• **DATASET EXTRACT**
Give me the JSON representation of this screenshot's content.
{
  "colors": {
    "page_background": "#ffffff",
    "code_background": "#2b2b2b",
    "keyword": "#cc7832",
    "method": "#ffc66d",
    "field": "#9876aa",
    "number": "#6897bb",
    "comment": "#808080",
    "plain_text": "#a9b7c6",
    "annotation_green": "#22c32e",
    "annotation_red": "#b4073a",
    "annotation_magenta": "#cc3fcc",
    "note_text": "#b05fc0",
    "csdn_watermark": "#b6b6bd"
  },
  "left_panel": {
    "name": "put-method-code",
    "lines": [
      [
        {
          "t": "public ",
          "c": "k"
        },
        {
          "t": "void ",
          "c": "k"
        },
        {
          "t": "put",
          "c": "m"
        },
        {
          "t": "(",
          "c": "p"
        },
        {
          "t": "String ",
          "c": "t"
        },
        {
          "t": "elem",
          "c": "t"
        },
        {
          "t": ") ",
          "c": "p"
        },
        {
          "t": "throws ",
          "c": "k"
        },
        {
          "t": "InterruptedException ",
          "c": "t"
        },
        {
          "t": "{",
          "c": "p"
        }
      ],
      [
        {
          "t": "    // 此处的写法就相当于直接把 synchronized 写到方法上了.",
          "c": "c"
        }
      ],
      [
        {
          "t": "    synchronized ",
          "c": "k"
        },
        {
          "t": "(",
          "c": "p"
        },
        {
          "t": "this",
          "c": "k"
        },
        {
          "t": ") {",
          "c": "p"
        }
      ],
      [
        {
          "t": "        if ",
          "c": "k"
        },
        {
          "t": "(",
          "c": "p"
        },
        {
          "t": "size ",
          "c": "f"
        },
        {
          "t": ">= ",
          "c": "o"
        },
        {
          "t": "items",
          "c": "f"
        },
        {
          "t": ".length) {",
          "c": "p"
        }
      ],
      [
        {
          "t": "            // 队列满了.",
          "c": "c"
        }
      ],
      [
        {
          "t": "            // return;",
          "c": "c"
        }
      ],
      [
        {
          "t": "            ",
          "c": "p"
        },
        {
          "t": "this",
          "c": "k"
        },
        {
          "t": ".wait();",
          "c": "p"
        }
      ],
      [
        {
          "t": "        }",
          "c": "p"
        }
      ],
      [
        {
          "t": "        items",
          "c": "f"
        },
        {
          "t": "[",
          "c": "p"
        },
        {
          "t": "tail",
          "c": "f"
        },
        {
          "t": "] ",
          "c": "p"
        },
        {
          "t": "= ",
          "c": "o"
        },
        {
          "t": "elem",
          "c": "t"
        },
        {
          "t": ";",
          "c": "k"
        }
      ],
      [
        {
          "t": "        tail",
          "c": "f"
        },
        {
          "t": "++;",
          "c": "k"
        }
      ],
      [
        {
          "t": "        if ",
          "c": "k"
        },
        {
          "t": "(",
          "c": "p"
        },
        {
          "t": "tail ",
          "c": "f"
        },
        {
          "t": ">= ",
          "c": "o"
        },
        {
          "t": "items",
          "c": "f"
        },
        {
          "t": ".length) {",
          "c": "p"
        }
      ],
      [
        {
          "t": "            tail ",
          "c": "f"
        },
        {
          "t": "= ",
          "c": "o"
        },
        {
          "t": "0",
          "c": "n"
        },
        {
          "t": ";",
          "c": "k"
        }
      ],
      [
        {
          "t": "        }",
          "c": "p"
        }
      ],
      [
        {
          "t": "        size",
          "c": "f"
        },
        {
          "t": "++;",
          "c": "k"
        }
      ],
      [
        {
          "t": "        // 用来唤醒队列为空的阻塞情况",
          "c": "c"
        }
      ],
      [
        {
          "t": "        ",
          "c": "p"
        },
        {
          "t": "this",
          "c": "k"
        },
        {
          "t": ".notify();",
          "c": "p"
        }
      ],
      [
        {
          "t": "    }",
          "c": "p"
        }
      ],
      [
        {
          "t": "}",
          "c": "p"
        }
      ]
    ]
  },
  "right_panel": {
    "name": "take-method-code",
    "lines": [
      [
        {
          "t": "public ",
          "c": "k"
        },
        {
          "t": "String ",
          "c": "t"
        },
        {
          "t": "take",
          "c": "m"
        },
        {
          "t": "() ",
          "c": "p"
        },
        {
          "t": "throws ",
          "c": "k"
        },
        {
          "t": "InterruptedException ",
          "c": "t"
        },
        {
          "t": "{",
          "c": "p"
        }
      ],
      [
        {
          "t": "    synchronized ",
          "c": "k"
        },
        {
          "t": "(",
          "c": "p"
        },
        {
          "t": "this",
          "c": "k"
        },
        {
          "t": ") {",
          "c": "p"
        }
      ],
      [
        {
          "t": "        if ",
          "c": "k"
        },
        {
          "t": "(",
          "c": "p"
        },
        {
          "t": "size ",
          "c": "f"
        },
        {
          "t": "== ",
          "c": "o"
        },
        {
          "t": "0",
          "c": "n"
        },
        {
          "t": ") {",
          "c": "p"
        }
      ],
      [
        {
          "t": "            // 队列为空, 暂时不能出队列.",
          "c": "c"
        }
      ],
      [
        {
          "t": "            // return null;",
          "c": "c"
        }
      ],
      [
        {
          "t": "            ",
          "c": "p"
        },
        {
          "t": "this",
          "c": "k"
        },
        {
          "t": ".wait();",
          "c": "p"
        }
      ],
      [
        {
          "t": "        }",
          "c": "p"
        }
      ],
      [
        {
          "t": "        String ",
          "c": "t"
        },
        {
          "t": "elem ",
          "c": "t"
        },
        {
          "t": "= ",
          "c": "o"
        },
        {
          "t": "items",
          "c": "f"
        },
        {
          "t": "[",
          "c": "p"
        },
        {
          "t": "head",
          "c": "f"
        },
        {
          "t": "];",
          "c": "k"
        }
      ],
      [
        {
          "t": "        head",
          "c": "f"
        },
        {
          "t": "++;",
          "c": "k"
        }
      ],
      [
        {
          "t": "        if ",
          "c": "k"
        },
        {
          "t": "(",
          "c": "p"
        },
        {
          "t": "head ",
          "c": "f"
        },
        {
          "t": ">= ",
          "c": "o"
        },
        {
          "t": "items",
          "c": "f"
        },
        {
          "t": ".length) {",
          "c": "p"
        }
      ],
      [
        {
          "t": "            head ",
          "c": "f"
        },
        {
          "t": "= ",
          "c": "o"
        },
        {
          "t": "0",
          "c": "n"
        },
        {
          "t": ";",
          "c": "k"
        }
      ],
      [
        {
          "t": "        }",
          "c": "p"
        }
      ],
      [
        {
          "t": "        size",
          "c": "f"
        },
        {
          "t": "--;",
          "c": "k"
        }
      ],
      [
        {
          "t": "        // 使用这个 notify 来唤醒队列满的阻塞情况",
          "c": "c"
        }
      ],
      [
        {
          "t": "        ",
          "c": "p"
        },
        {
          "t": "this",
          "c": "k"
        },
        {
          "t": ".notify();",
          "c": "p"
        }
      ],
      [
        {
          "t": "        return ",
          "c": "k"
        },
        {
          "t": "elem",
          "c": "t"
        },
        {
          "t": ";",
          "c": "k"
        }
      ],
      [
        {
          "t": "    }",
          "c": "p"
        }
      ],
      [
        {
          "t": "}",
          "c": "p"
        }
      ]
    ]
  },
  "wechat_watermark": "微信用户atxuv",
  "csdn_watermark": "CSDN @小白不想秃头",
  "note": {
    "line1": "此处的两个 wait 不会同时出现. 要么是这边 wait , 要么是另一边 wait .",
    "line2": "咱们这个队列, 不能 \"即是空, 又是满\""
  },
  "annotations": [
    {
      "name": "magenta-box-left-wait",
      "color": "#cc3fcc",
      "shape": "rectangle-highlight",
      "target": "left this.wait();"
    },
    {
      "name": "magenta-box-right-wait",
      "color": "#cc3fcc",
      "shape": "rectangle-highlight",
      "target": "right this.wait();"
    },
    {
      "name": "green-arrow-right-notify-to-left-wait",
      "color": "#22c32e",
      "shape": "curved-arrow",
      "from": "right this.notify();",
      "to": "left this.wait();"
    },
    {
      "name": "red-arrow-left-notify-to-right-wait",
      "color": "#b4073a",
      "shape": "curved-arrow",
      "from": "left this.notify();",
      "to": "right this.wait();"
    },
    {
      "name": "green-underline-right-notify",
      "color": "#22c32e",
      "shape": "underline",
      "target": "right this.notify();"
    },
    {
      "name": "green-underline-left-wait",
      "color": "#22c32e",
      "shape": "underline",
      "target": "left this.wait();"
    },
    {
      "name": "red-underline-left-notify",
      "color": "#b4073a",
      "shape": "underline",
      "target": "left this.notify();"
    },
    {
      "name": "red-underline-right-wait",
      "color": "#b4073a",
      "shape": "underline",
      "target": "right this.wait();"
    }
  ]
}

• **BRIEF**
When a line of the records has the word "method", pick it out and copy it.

• **PROBLEM SOLUTION**
    "method": "#ffc66d",
    "name": "put-method-code",
    "name": "take-method-code",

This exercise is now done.